The 1st TSC junior enlisted professional development (JEPD) program derived from the Army’s “This is My Squad” initiative. Furthermore, the JEPD is nested within U.S. Army Central’s “strong sergeants build strong Soldiers” campaign. The JEPD trains, educates, and develops Soldiers to instill Army Values, understand Sexual Harassment/Assault Response and Prevention and equal opportunity policies, increase suicide awareness, and develop compassionate leaders increasing overall combat readiness. The JEPD assists with developing and leading Soldiers and units in a complex and challenging multidomain environment.
The 1st TSC NCO professional development (NCOPD) program reinforces essential knowledge for our leaders, consisting of formal and informal training programs, one-on-one groups, coaching, and instruction and is fully integrated into the overall training program. The 1st TSC believes NCO development is achieved through a progressive sequence of local and Army-level education, unit and individual training, and assignments of increasing scope and responsibility. NCOPD sessions also support the commanding general’s priorities and Army Central Forces Command lines of effort.
The 1st TSC senior enlisted leader seminar (SELS) is held quarterly to educate and develop sustainment senior enlisted leaders through open dialogue and interactive training. We do this by hosting a two-day event. Senior leaders across various sustainment commands provide insight into current and ongoing initiatives. 1st TSC senior enlisted leaders receive the opportunity to understand the visions, priorities, and intents of commanders and the U.S. government. SELS entails a joint senior enlisted seminar serving as a forum to review best practices for enhancing multidomain operational effectiveness through collaboration between all branches of service.
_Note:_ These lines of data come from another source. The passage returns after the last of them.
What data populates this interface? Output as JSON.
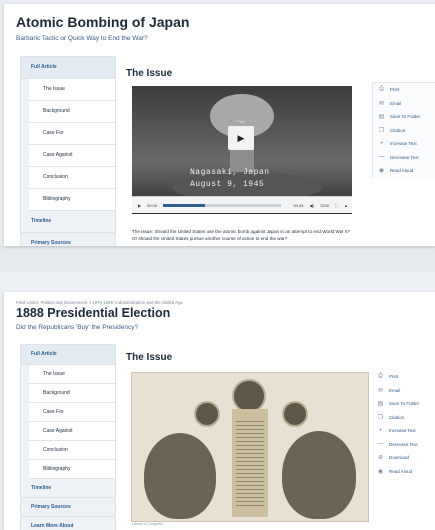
{
  "article1": {
    "title": "Atomic Bombing of Japan",
    "subtitle": "Barbaric Tactic or Quick Way to End the War?",
    "section_title": "The Issue",
    "sidebar": [
      "Full Article",
      "The Issue",
      "Background",
      "Case For",
      "Case Against",
      "Conclusion",
      "Bibliography",
      "Timeline",
      "Primary Sources"
    ],
    "tools": [
      {
        "icon": "print-icon",
        "glyph": "⎙",
        "label": "Print"
      },
      {
        "icon": "email-icon",
        "glyph": "✉",
        "label": "Email"
      },
      {
        "icon": "folder-icon",
        "glyph": "▤",
        "label": "Save To Folder"
      },
      {
        "icon": "citation-icon",
        "glyph": "❐",
        "label": "Citation"
      },
      {
        "icon": "increase-text-icon",
        "glyph": "+",
        "label": "Increase Text"
      },
      {
        "icon": "decrease-text-icon",
        "glyph": "—",
        "label": "Decrease Text"
      },
      {
        "icon": "read-aloud-icon",
        "glyph": "◉",
        "label": "Read Aloud"
      }
    ],
    "video": {
      "play_label": "Play",
      "caption_line1": "Nagasaki, Japan",
      "caption_line2": "August 9, 1945",
      "time_start": "00:00",
      "time_end": "00:44",
      "quality": "720X",
      "progress": 0.35
    },
    "body_text": "The issue: Should the United States use the atomic bomb against Japan in an attempt to end World War II? Or should the United States pursue another course of action to end the war?"
  },
  "article2": {
    "filed_under": "Filed Under: Politics and Government > 1870-1899: Industrialization and the Gilded Age",
    "title": "1888 Presidential Election",
    "subtitle": "Did the Republicans 'Buy' the Presidency?",
    "section_title": "The Issue",
    "sidebar": [
      "Full Article",
      "The Issue",
      "Background",
      "Case For",
      "Case Against",
      "Conclusion",
      "Bibliography",
      "Timeline",
      "Primary Sources",
      "Learn More About"
    ],
    "tools": [
      {
        "icon": "print-icon",
        "glyph": "⎙",
        "label": "Print"
      },
      {
        "icon": "email-icon",
        "glyph": "✉",
        "label": "Email"
      },
      {
        "icon": "folder-icon",
        "glyph": "▤",
        "label": "Save To Folder"
      },
      {
        "icon": "citation-icon",
        "glyph": "❐",
        "label": "Citation"
      },
      {
        "icon": "increase-text-icon",
        "glyph": "+",
        "label": "Increase Text"
      },
      {
        "icon": "decrease-text-icon",
        "glyph": "—",
        "label": "Decrease Text"
      },
      {
        "icon": "download-icon",
        "glyph": "⊕",
        "label": "Download"
      },
      {
        "icon": "read-aloud-icon",
        "glyph": "◉",
        "label": "Read Aloud"
      }
    ],
    "image_credit": "Library of Congress"
  }
}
Senior enlisted leaders start with professional relationships that develop into effective collaboration, an important aspect in building interoperability, with the end goal of greatly improving the ability of all senior leaders to advise commanders while leading organizations across the Army.
My goal is to assist the team in the continued effort to drive the 1st TSC into the front line of innovation and to continue improving the quality of life, standards, and discipline, empower the NCO Corps, and build cohesive teams. I’m establishing team-building programs within all my initiatives and within the organization that have a direct impact on the establishment of trust.
Command Sgt. Maj. Albert E. Richardson Jr. currently serves as the senior enlisted advisor for the 1st Theater Sustainment Command, Fort Knox, Kentucky. He has served as command sergeant major of the 299th Brigade Support Battalion, 2nd Armored Brigade Combat Team, 1st Infantry Division, Fort Riley, Kansas, and command sergeant major of the 23rd Quartermaster Brigade. He has served in posts across the United States and in overseas assignments, including Korea, Italy, Germany, and Poland. He has also deployed to Iraq. He has an associate’s degree in applied science from Columbia Southern University, Alabama, and a bachelor’s degree in business from Excelsior College, New York.
This article was published in the Summer 2023 issue of Army Sustainment.